The task:
Look through the data below and return each line where "dispositivo" appears.

Given records:
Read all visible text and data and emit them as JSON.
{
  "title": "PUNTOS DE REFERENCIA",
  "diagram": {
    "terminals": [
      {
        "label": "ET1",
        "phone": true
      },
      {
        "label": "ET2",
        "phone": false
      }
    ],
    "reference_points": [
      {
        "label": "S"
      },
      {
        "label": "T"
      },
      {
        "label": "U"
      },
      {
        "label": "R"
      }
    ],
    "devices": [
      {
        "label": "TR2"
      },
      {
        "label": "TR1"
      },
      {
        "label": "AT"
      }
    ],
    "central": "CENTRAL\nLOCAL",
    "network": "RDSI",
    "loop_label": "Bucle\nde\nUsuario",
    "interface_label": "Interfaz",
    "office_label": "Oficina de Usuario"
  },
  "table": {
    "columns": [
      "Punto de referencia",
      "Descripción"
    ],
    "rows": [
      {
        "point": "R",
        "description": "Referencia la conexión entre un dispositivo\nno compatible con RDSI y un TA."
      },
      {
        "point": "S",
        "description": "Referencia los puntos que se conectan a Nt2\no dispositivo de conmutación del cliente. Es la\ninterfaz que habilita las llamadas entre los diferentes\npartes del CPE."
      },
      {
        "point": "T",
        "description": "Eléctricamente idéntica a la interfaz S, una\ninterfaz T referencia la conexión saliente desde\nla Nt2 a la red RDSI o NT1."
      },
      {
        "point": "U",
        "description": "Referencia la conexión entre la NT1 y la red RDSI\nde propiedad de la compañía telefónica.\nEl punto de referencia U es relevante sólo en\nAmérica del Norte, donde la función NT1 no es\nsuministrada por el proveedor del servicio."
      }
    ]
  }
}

Solved exercise:
        "description": "Referencia la conexión entre un dispositivo\nno compatible con RDSI y un TA."
        "description": "Referencia los puntos que se conectan a Nt2\no dispositivo de conmutación del cliente. Es la\ninterfaz que habilita las llamadas entre los diferentes\npartes del CPE."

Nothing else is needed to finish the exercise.